- [Assigned task]
Report all lines below with the word "true".
■ ■ ■ ■ ■
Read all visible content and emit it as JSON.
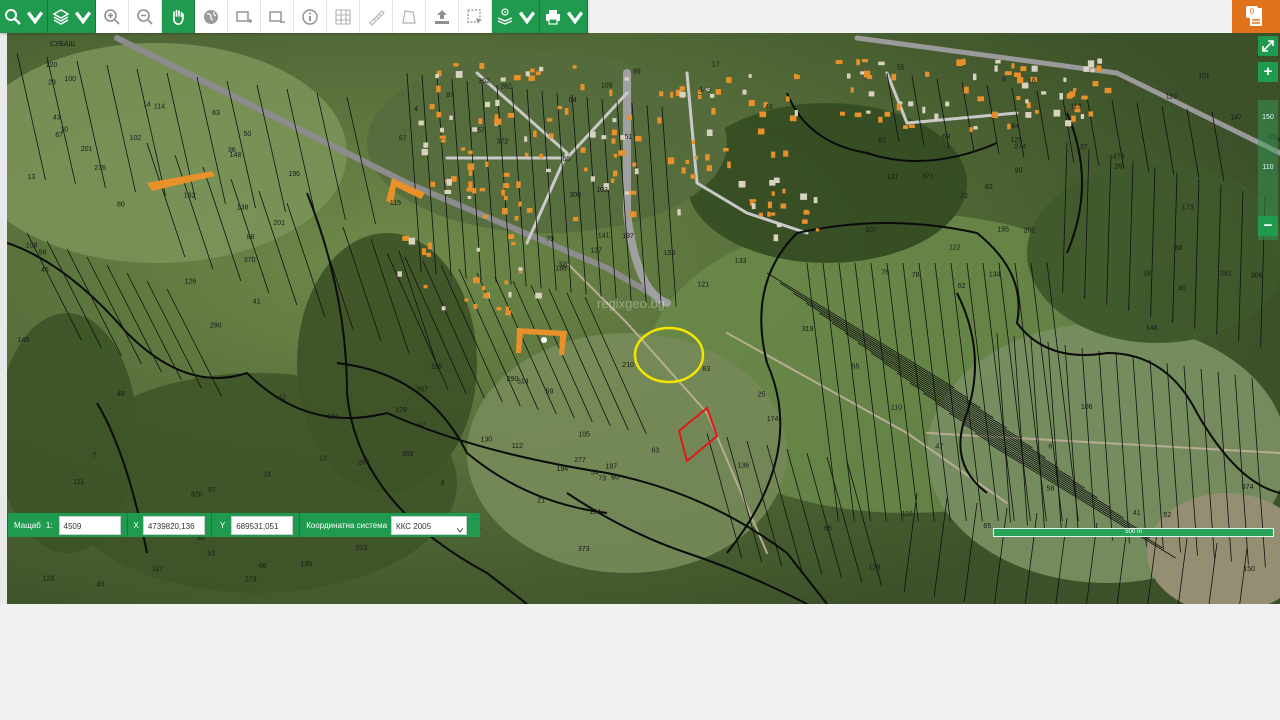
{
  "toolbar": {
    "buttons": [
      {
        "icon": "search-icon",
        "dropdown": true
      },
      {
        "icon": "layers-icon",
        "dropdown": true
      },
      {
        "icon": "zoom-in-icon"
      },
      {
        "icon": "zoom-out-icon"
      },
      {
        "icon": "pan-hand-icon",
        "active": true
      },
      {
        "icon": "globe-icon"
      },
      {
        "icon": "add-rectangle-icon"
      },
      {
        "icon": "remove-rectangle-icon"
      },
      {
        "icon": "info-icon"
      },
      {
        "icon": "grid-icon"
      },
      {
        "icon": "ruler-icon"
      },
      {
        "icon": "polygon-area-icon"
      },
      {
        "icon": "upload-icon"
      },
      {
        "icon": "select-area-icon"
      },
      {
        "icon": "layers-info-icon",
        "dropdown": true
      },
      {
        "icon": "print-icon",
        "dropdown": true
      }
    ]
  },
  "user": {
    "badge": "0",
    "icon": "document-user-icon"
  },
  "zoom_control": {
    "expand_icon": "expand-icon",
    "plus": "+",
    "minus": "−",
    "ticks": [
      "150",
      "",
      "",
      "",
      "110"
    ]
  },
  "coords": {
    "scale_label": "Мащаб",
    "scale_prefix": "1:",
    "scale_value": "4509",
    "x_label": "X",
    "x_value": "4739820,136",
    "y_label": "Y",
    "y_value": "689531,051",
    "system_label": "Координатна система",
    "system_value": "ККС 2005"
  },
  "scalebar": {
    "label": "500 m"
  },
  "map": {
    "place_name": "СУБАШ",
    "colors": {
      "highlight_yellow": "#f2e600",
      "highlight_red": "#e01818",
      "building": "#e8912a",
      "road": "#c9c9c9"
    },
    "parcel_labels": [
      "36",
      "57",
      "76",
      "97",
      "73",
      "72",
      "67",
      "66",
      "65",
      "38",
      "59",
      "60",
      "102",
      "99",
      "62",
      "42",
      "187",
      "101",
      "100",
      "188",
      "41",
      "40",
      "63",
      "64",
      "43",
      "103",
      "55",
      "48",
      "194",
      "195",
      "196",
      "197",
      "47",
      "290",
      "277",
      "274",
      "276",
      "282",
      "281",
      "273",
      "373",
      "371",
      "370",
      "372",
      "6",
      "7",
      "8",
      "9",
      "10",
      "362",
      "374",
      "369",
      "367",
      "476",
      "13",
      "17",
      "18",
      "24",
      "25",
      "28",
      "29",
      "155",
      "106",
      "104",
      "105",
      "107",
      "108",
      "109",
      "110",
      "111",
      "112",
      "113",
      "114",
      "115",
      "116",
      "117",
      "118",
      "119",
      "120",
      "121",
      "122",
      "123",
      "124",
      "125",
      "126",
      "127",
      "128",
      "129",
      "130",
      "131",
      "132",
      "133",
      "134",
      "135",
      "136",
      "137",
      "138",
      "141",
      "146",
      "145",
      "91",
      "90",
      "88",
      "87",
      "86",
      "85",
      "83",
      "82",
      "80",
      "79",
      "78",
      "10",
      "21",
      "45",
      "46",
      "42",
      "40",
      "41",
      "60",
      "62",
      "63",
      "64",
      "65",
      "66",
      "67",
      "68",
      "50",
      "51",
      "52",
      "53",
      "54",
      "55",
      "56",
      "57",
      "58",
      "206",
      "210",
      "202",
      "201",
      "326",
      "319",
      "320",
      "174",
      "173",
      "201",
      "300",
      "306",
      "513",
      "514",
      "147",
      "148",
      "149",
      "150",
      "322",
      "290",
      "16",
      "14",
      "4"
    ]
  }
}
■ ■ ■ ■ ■
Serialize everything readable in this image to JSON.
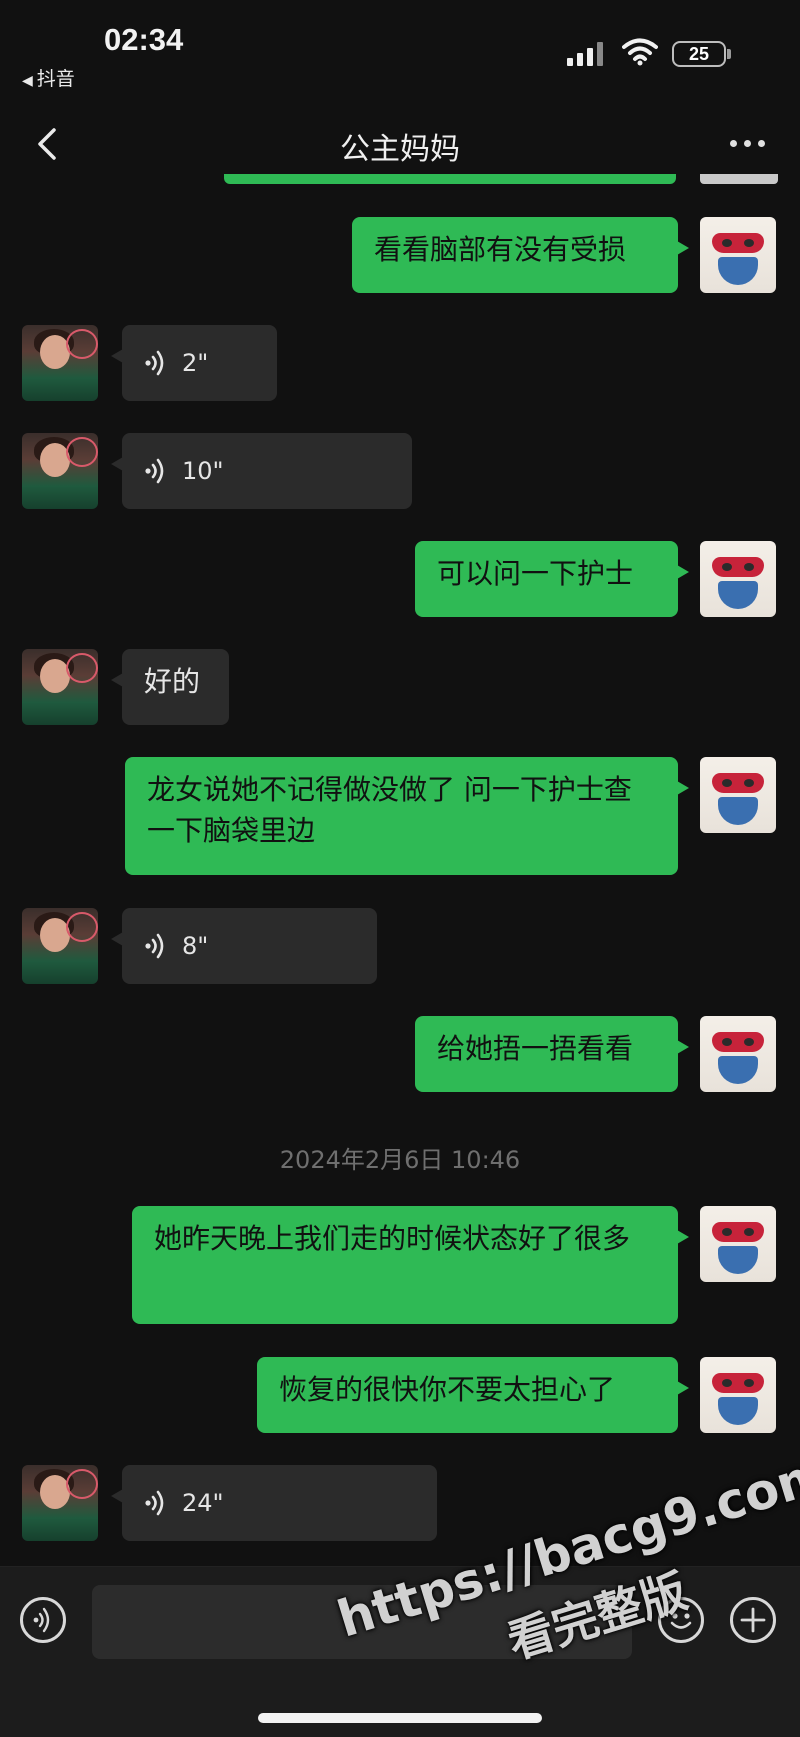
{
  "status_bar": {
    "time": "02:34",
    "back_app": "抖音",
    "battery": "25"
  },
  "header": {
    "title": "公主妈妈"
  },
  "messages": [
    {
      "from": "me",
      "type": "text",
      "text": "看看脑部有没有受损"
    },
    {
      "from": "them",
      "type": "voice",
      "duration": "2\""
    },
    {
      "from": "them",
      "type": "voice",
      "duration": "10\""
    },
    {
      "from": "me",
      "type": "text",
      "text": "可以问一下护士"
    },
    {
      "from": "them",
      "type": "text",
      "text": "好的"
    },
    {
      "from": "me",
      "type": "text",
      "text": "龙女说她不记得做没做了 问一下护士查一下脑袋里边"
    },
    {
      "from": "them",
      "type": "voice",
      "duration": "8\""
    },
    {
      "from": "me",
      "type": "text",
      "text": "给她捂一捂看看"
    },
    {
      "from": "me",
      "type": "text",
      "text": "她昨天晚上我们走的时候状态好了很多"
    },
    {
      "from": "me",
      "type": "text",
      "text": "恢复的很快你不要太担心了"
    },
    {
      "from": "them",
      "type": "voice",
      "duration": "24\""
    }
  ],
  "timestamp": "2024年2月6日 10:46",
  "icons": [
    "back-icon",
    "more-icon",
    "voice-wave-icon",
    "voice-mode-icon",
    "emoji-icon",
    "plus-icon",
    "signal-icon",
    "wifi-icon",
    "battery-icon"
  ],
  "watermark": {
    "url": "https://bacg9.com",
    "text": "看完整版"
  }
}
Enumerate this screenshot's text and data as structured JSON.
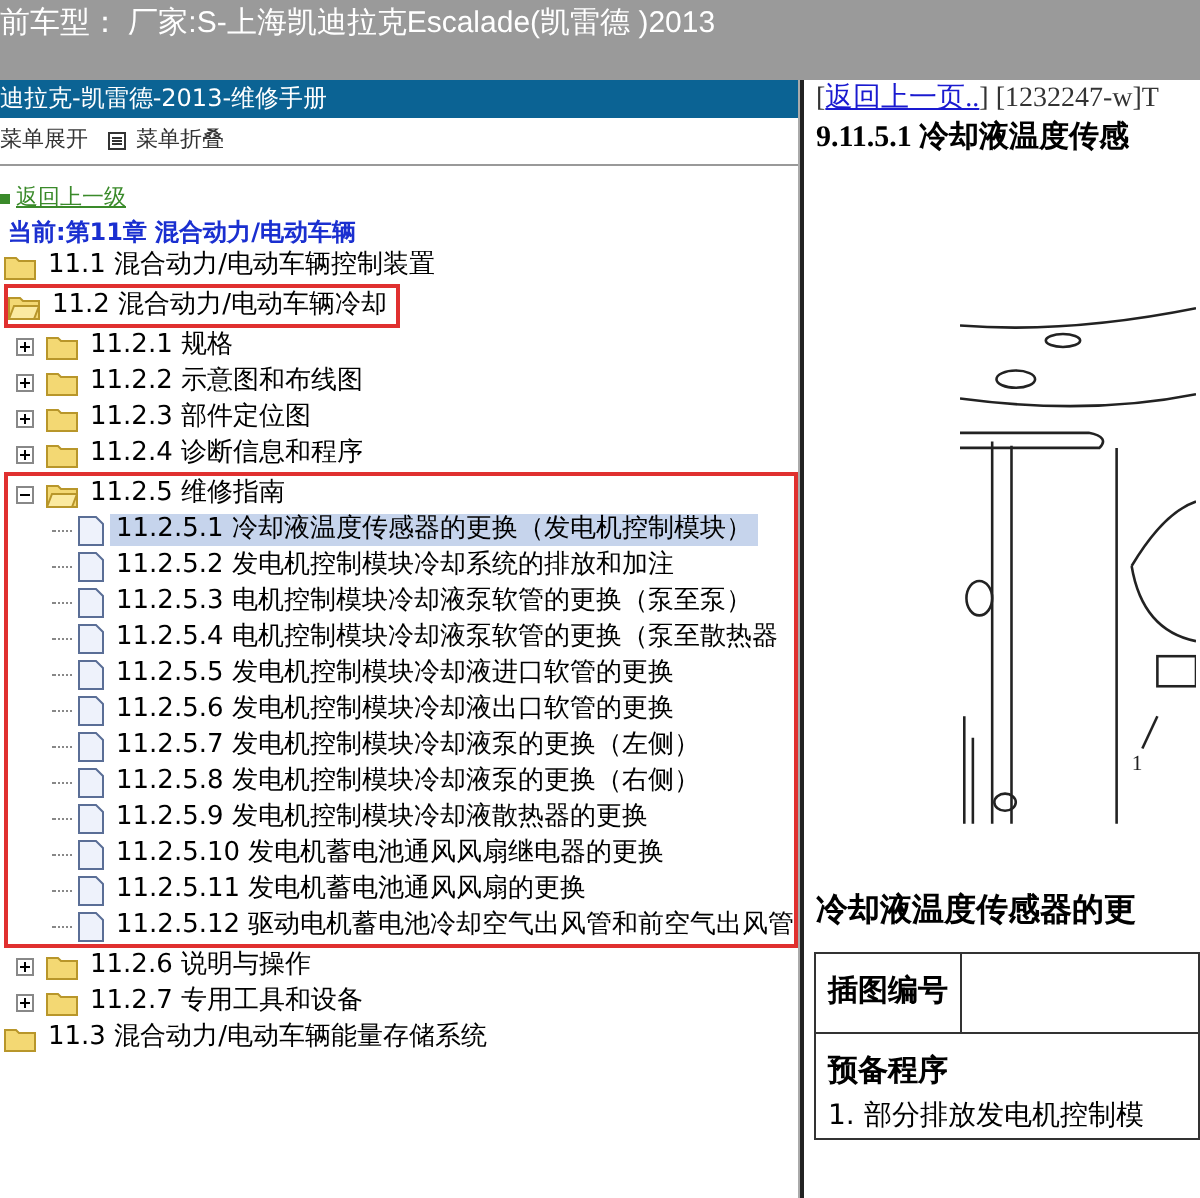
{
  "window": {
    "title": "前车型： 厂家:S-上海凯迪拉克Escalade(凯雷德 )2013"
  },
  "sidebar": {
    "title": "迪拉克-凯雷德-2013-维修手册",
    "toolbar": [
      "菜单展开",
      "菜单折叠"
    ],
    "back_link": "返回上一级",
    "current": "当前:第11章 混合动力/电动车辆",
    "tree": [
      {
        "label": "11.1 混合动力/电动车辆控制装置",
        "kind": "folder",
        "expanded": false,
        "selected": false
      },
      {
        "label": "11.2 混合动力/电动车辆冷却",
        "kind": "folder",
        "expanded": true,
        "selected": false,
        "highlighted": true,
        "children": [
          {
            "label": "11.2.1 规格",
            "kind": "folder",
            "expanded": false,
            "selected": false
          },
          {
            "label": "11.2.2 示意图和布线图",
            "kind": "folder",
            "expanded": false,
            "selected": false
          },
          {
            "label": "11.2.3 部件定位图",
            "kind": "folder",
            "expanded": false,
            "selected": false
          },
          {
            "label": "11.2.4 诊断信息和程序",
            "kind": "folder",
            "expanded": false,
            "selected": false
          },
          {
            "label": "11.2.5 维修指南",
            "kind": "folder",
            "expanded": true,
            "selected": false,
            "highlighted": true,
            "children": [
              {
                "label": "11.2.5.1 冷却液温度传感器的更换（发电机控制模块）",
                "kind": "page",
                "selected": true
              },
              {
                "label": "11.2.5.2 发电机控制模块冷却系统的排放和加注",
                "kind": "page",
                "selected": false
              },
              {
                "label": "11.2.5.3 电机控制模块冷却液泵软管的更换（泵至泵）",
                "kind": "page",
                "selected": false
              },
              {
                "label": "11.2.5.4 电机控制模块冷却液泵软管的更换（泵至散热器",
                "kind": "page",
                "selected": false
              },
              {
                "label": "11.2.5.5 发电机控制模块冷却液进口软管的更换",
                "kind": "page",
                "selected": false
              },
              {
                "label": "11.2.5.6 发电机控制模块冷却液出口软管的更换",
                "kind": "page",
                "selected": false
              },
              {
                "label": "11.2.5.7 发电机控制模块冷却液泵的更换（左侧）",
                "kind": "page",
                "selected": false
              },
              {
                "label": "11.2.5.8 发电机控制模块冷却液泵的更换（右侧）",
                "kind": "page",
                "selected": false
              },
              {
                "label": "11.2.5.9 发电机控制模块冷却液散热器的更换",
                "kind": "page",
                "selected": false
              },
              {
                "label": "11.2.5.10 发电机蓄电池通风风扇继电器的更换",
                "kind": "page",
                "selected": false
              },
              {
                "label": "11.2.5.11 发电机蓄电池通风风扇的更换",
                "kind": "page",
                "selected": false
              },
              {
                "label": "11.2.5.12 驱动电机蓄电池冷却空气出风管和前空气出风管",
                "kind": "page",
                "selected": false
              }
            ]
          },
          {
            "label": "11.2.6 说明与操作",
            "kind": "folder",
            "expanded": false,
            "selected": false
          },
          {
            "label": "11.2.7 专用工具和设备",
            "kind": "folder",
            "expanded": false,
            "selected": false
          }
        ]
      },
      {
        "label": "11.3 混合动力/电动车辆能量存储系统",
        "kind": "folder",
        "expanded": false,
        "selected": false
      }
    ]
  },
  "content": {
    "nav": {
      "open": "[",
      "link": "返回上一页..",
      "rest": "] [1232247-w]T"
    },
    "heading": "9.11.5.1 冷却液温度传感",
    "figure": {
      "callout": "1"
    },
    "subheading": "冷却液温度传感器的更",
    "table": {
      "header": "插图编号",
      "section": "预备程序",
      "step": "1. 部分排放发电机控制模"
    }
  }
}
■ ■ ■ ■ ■
- [Task solution]
        "dropdown": true
        "dropdown": true
        "active": true
        "dropdown": true
        "dropdown": true
        "expanded": true,
        "highlighted": true,
            "expanded": true,
            "highlighted": true,
                "selected": true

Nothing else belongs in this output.